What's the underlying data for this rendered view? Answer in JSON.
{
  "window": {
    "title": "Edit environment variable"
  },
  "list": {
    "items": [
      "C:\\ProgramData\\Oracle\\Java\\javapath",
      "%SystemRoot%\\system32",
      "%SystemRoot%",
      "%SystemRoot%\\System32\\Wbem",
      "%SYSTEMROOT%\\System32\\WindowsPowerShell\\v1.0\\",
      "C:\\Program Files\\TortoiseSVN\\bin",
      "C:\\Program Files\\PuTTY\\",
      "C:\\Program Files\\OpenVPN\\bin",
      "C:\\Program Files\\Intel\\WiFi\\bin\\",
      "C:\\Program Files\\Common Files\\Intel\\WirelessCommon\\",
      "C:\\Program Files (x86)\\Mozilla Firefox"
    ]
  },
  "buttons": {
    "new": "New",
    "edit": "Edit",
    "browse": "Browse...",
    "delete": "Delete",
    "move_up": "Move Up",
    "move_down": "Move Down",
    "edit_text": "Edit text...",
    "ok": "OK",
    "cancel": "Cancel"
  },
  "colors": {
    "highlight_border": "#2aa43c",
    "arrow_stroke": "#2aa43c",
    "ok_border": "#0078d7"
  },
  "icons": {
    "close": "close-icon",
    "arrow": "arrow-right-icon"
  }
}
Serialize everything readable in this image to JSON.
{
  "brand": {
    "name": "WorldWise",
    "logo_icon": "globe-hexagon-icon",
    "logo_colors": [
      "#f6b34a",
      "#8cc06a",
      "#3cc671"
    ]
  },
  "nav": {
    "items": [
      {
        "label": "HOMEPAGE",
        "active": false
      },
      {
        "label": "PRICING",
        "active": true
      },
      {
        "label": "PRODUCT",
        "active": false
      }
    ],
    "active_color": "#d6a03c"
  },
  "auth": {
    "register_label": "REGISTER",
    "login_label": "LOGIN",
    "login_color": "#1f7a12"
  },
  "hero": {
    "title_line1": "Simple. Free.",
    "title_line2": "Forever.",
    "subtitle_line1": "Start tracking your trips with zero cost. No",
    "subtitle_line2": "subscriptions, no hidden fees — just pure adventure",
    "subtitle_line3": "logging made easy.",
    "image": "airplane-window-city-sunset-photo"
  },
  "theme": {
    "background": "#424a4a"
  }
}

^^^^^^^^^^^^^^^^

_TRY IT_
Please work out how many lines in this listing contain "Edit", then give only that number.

_SOLUTION TO THIS EXERCISE_
3